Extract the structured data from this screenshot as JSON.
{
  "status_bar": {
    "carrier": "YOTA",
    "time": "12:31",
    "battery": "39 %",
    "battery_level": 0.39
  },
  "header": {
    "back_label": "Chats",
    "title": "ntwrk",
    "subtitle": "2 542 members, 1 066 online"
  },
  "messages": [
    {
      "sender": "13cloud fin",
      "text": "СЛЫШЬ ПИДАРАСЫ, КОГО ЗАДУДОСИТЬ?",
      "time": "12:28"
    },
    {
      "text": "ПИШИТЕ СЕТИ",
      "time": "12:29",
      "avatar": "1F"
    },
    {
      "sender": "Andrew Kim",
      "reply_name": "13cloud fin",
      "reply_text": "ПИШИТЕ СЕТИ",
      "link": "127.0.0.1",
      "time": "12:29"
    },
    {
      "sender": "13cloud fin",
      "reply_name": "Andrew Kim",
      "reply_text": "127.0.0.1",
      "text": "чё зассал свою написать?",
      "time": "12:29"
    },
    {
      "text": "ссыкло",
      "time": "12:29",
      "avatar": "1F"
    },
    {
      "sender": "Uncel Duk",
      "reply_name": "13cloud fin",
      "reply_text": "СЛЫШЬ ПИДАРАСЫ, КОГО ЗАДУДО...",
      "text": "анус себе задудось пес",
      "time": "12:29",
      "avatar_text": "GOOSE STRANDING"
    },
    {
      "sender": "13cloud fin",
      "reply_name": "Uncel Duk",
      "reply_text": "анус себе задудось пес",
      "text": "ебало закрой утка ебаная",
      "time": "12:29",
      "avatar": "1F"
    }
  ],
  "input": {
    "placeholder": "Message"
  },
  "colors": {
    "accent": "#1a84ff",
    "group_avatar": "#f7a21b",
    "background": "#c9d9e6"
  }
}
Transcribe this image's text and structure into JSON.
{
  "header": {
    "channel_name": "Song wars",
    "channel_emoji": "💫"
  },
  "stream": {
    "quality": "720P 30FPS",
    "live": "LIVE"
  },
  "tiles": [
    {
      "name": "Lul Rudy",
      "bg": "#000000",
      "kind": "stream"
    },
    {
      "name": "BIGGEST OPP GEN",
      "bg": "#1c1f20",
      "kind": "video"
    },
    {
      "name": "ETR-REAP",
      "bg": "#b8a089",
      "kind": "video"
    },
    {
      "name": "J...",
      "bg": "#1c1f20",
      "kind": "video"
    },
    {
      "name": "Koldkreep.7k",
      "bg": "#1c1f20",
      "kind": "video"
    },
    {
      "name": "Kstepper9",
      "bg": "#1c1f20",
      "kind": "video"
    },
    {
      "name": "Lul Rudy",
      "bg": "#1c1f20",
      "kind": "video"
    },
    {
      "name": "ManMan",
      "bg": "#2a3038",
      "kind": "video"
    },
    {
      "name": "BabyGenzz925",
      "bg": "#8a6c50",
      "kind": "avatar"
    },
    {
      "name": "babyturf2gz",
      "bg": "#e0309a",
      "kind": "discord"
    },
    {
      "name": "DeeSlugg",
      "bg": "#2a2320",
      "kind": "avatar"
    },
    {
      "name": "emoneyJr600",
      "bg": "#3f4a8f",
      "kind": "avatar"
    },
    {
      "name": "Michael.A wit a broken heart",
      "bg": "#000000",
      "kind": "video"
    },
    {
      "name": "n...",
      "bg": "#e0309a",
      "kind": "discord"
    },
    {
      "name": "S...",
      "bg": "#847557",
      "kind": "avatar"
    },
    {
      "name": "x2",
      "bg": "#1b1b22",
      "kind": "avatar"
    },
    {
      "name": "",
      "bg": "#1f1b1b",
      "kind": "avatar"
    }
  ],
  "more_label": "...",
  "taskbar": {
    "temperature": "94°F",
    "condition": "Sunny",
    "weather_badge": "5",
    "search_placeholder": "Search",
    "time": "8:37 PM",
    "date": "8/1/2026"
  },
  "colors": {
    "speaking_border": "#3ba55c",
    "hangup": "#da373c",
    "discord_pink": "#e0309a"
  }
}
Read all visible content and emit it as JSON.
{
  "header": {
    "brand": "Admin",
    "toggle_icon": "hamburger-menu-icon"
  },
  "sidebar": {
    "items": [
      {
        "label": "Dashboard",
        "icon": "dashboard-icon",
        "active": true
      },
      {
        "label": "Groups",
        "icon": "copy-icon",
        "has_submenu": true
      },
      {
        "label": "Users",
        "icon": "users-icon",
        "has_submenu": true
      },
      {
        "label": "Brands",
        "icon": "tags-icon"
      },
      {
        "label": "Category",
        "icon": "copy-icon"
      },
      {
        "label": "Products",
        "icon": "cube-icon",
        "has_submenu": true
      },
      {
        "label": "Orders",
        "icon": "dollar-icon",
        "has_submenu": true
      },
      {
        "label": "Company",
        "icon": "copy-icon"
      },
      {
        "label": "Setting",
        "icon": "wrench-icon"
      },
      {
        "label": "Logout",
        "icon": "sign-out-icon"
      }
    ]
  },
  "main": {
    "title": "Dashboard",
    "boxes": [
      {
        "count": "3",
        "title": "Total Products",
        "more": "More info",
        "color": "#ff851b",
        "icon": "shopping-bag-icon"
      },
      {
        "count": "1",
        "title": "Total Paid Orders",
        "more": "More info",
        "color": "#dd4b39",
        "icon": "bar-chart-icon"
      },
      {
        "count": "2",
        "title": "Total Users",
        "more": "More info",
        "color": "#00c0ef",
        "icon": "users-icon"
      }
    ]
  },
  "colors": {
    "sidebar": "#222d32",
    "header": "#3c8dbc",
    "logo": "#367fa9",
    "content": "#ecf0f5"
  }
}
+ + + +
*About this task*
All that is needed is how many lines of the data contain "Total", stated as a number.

*Answer to the problem*
3